For Kassem, who lived in New York for a decade before spending most of last year either in Beirut developing his fourth feature or hopping from place to place, the film’s dialogue is an inner one with the viewer. As such, the film can be interpreted in an infinite number of ways. At the beginning of the film, for example, an unnamed man drives a truck full of doors to a location on the outskirts of Beirut, where an octopus is stenciled onto each one. At the end of the film, those stenciled doors are carried through Beirut, although the carrier receives no response when he attempts to deliver them to apartments in the city.
What is the significance of this and the octopus itself? Kassem says there’s no right or wrong answer. One interpretation could be that the tentacles of the octopus represent the multiplicity of human experience and thought. Or it could be a simple ode to the sea (when the camera goes beneath the waves it finds only trash). Maybe it’s political. “You could say, ‘Yeah, this government feels like an octopus, operating underneath,’” he says. “We never really see it, but it’s controlling everything. Every step you take in Beirut, you’re just under control somehow — you feel like you have agency, but you really don’t.”
Supported by the Red Sea Fund and the Doha Film Institute, Octopus had its Middle East and North Africa premiere at Jeddah’s Red Sea International Film Festival in December. This was followed by the world premiere of his third film — called “Thiiird” — at the International Film Festival Rotterdam in February. Starring the door carrier from “Octopus,” “Thiiird” is the film that Kassem had originally set out to make when he arrived in Beirut in August 2020. Now, he says, it is “like an echo of the ideas that I had for the original ‘Octopus.’”
Featuring a cast of non-actors, the film tells the story of a car mechanic struggling to make ends meet during the country’s economic crisis. But when people bring their cars to him to be fixed, it quickly becomes apparent that it is the owners who need fixing.
“He becomes a sort of therapist,” explains Kassem. “And his garage becomes this environment in which we all dive into our subconscious.”
“Thiiird” is the third film that Kassem has made in as many years. Now working on his fourth, he has been prolifically churning out films like there’s no tomorrow. Why?
“Because I know it takes a lot of time to make films and I don’t know if I’m going to die tomorrow,” he replies. “I’ve always had this belief — from very early in my life — that I would die very soon, which is normal, I think. It’s a philosophy that drives me. I might not make a film for two years, maybe three, four… I don’t know. Life takes you in different directions.
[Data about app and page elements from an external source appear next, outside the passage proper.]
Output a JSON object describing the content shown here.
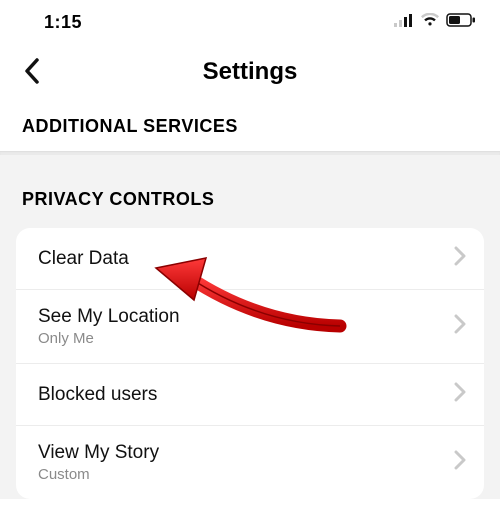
{
  "status": {
    "time": "1:15"
  },
  "header": {
    "title": "Settings"
  },
  "sections": {
    "additional_services_label": "ADDITIONAL SERVICES",
    "privacy_controls_label": "PRIVACY CONTROLS"
  },
  "privacy_rows": [
    {
      "title": "Clear Data"
    },
    {
      "title": "See My Location",
      "sub": "Only Me"
    },
    {
      "title": "Blocked users"
    },
    {
      "title": "View My Story",
      "sub": "Custom"
    }
  ]
}
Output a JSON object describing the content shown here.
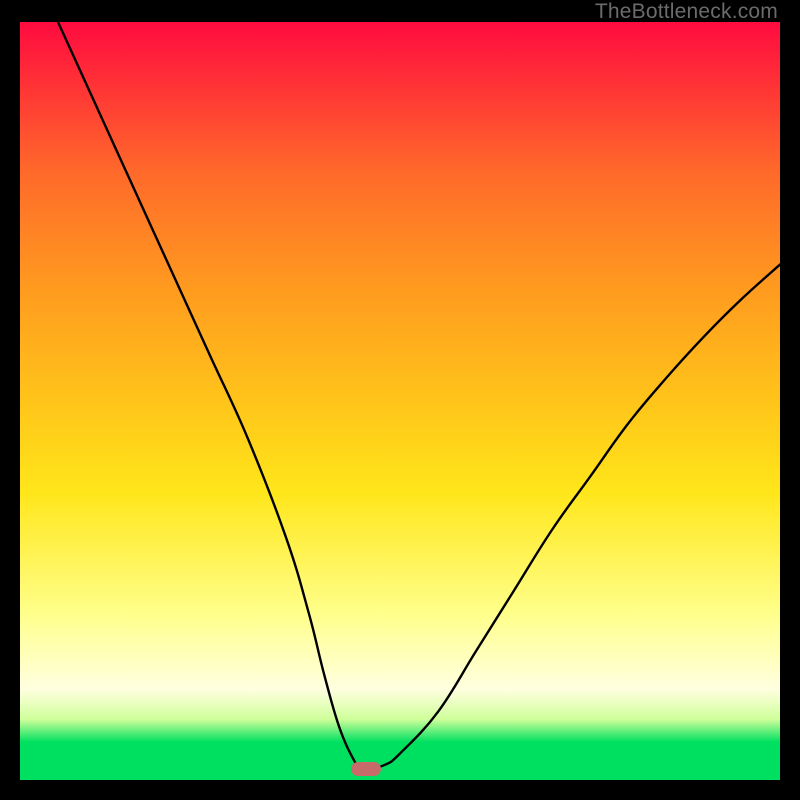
{
  "watermark": "TheBottleneck.com",
  "colors": {
    "top": "#ff0b3f",
    "mid_red_orange": "#ff6a2a",
    "mid_orange": "#ff9a1f",
    "mid_yellow_orange": "#ffc41a",
    "mid_yellow": "#ffe61a",
    "pale_yellow": "#ffff8a",
    "white": "#ffffe0",
    "near_bottom": "#cfff9a",
    "green": "#00e060",
    "curve": "#000000",
    "marker": "#c76a6a",
    "frame": "#000000"
  },
  "chart_data": {
    "type": "line",
    "title": "",
    "xlabel": "",
    "ylabel": "",
    "xlim": [
      0,
      100
    ],
    "ylim": [
      0,
      100
    ],
    "series": [
      {
        "name": "bottleneck-curve",
        "x": [
          5,
          10,
          15,
          20,
          25,
          30,
          35,
          38,
          40,
          42,
          44,
          45,
          46,
          48,
          50,
          55,
          60,
          65,
          70,
          75,
          80,
          85,
          90,
          95,
          100
        ],
        "y": [
          100,
          89,
          78,
          67,
          56,
          45,
          32,
          22,
          14,
          7,
          2.5,
          1.5,
          1.5,
          2,
          3.5,
          9,
          17,
          25,
          33,
          40,
          47,
          53,
          58.5,
          63.5,
          68
        ]
      }
    ],
    "marker": {
      "x": 45.5,
      "y": 1.5
    },
    "gradient_stops_pct": [
      0,
      20,
      35,
      50,
      62,
      78,
      88,
      92,
      95,
      100
    ]
  }
}
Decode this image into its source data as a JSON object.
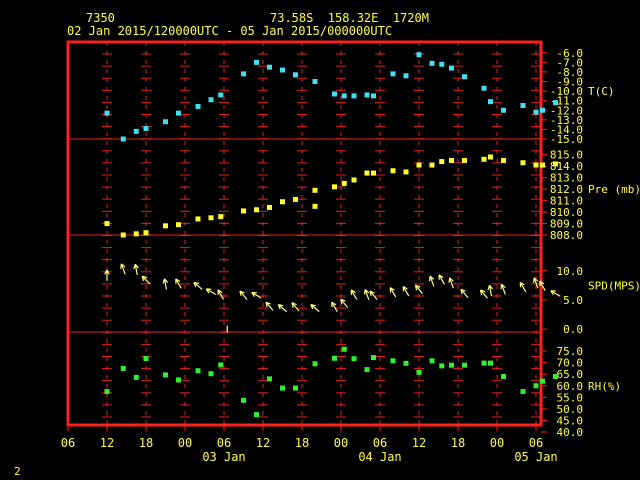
{
  "header": {
    "station_id": "7350",
    "location": "73.58S  158.32E  1720M",
    "time_range": "02 Jan 2015/120000UTC - 05 Jan 2015/000000UTC"
  },
  "page_number": "2",
  "colors": {
    "frame": "#ff2020",
    "grid": "#e02020",
    "text": "#ffff40",
    "temperature": "#40e0f0",
    "pressure": "#ffff30",
    "wind": "#ffff80",
    "humidity": "#30f030"
  },
  "chart_data": {
    "type": "scatter",
    "x_unit": "hours since 02 Jan 2015 06 UTC",
    "x_tick_labels": [
      "06",
      "12",
      "18",
      "00",
      "06",
      "12",
      "18",
      "00",
      "06",
      "12",
      "18",
      "00",
      "06"
    ],
    "date_labels": [
      {
        "label": "03 Jan",
        "hour": 24
      },
      {
        "label": "04 Jan",
        "hour": 48
      },
      {
        "label": "05 Jan",
        "hour": 72
      }
    ],
    "panels": [
      {
        "name": "temperature",
        "axis_label": "T(C)",
        "ylim": [
          -15,
          -5.5
        ],
        "ticks": [
          "-6.0",
          "-7.0",
          "-8.0",
          "-9.0",
          "-10.0",
          "-11.0",
          "-12.0",
          "-13.0",
          "-14.0",
          "-15.0"
        ],
        "tick_values": [
          -6,
          -7,
          -8,
          -9,
          -10,
          -11,
          -12,
          -13,
          -14,
          -15
        ],
        "label_value": -10,
        "marker": "square",
        "points": [
          [
            6,
            -12.3
          ],
          [
            8.5,
            -15.0
          ],
          [
            10.5,
            -14.2
          ],
          [
            12,
            -13.9
          ],
          [
            15,
            -13.2
          ],
          [
            17,
            -12.3
          ],
          [
            20,
            -11.6
          ],
          [
            22,
            -10.9
          ],
          [
            23.5,
            -10.4
          ],
          [
            27,
            -8.2
          ],
          [
            29,
            -7.0
          ],
          [
            31,
            -7.5
          ],
          [
            33,
            -7.8
          ],
          [
            35,
            -8.3
          ],
          [
            38,
            -9.0
          ],
          [
            41,
            -10.3
          ],
          [
            42.5,
            -10.5
          ],
          [
            44,
            -10.5
          ],
          [
            46,
            -10.4
          ],
          [
            47,
            -10.5
          ],
          [
            50,
            -8.2
          ],
          [
            52,
            -8.4
          ],
          [
            54,
            -6.2
          ],
          [
            56,
            -7.1
          ],
          [
            57.5,
            -7.2
          ],
          [
            59,
            -7.6
          ],
          [
            61,
            -8.5
          ],
          [
            64,
            -9.7
          ],
          [
            65,
            -11.1
          ],
          [
            67,
            -12.0
          ],
          [
            70,
            -11.5
          ],
          [
            72,
            -12.2
          ],
          [
            73,
            -12.0
          ],
          [
            75,
            -11.2
          ]
        ]
      },
      {
        "name": "pressure",
        "axis_label": "Pre (mb)",
        "ylim": [
          808,
          815.5
        ],
        "ticks": [
          "815.0",
          "814.0",
          "813.0",
          "812.0",
          "811.0",
          "810.0",
          "809.0",
          "808.0"
        ],
        "tick_values": [
          815,
          814,
          813,
          812,
          811,
          810,
          809,
          808
        ],
        "label_value": 812,
        "marker": "square",
        "points": [
          [
            6,
            809.0
          ],
          [
            8.5,
            808.0
          ],
          [
            10.5,
            808.1
          ],
          [
            12,
            808.2
          ],
          [
            15,
            808.8
          ],
          [
            17,
            808.9
          ],
          [
            20,
            809.4
          ],
          [
            22,
            809.5
          ],
          [
            23.5,
            809.6
          ],
          [
            27,
            810.1
          ],
          [
            29,
            810.2
          ],
          [
            31,
            810.4
          ],
          [
            33,
            810.9
          ],
          [
            35,
            811.1
          ],
          [
            38,
            811.9
          ],
          [
            41,
            812.2
          ],
          [
            42.5,
            812.5
          ],
          [
            44,
            812.8
          ],
          [
            46,
            813.4
          ],
          [
            47,
            813.4
          ],
          [
            50,
            813.6
          ],
          [
            52,
            813.5
          ],
          [
            54,
            814.1
          ],
          [
            56,
            814.1
          ],
          [
            57.5,
            814.4
          ],
          [
            59,
            814.5
          ],
          [
            61,
            814.5
          ],
          [
            64,
            814.6
          ],
          [
            65,
            814.8
          ],
          [
            67,
            814.5
          ],
          [
            70,
            814.3
          ],
          [
            72,
            814.1
          ],
          [
            73,
            814.1
          ],
          [
            75,
            814.2
          ],
          [
            38,
            810.5
          ]
        ]
      },
      {
        "name": "wind_speed",
        "axis_label": "SPD(MPS)",
        "ylim": [
          -0.5,
          11.5
        ],
        "ticks": [
          "10.0",
          "5.0",
          "0.0"
        ],
        "tick_values": [
          10,
          5,
          0
        ],
        "label_value": 7.5,
        "marker": "arrow",
        "points": [
          [
            6,
            9.2
          ],
          [
            8.5,
            10.3
          ],
          [
            10.5,
            10.2
          ],
          [
            12,
            8.4
          ],
          [
            15,
            7.7
          ],
          [
            17,
            7.8
          ],
          [
            20,
            7.4
          ],
          [
            22,
            6.4
          ],
          [
            23.5,
            5.9
          ],
          [
            27,
            5.8
          ],
          [
            29,
            5.8
          ],
          [
            31,
            3.9
          ],
          [
            33,
            3.6
          ],
          [
            35,
            3.8
          ],
          [
            38,
            3.6
          ],
          [
            41,
            3.8
          ],
          [
            42.5,
            4.4
          ],
          [
            44,
            5.9
          ],
          [
            46,
            5.9
          ],
          [
            47,
            5.8
          ],
          [
            50,
            6.3
          ],
          [
            52,
            6.5
          ],
          [
            54,
            6.8
          ],
          [
            56,
            8.2
          ],
          [
            57.5,
            8.5
          ],
          [
            59,
            7.9
          ],
          [
            61,
            6.1
          ],
          [
            64,
            6.0
          ],
          [
            65,
            6.6
          ],
          [
            67,
            6.8
          ],
          [
            70,
            7.2
          ],
          [
            72,
            7.9
          ],
          [
            73,
            7.4
          ],
          [
            75,
            6.1
          ]
        ],
        "directions_deg": [
          0,
          340,
          350,
          315,
          350,
          330,
          310,
          300,
          330,
          320,
          300,
          320,
          310,
          320,
          310,
          330,
          320,
          330,
          340,
          320,
          330,
          330,
          320,
          340,
          330,
          340,
          320,
          320,
          350,
          340,
          330,
          340,
          330,
          300
        ],
        "calm_marker_hour": 24.5
      },
      {
        "name": "relative_humidity",
        "axis_label": "RH(%)",
        "ylim": [
          40,
          78.5
        ],
        "ticks": [
          "75.0",
          "70.0",
          "65.0",
          "60.0",
          "55.0",
          "50.0",
          "45.0",
          "40.0"
        ],
        "tick_values": [
          75,
          70,
          65,
          60,
          55,
          50,
          45,
          40
        ],
        "label_value": 60,
        "marker": "square",
        "points": [
          [
            6,
            57.5
          ],
          [
            8.5,
            67.5
          ],
          [
            10.5,
            63.6
          ],
          [
            12,
            71.8
          ],
          [
            15,
            64.7
          ],
          [
            17,
            62.5
          ],
          [
            20,
            66.5
          ],
          [
            22,
            65.2
          ],
          [
            23.5,
            69.0
          ],
          [
            27,
            53.7
          ],
          [
            29,
            47.5
          ],
          [
            31,
            63.0
          ],
          [
            33,
            59.0
          ],
          [
            35,
            59.0
          ],
          [
            38,
            69.5
          ],
          [
            41,
            71.9
          ],
          [
            42.5,
            75.8
          ],
          [
            44,
            71.7
          ],
          [
            46,
            67.0
          ],
          [
            47,
            72.2
          ],
          [
            50,
            70.8
          ],
          [
            52,
            69.7
          ],
          [
            54,
            65.8
          ],
          [
            56,
            70.8
          ],
          [
            57.5,
            68.6
          ],
          [
            59,
            68.9
          ],
          [
            61,
            68.9
          ],
          [
            64,
            69.8
          ],
          [
            65,
            69.8
          ],
          [
            67,
            64.0
          ],
          [
            70,
            57.5
          ],
          [
            72,
            60.0
          ],
          [
            73,
            62.0
          ],
          [
            75,
            64.0
          ]
        ]
      }
    ]
  }
}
“But it’s been three years — three feature films back-to-back with no help whatsoever. I produced all of them myself independently. I’ve been lucky getting post-production grants from the Red Sea Fund, Doha and AFAC, but with no backing, with no name whatsoever. I’ve kind of come from the underground really. I’m just an indie filmmaker doing my own thing.”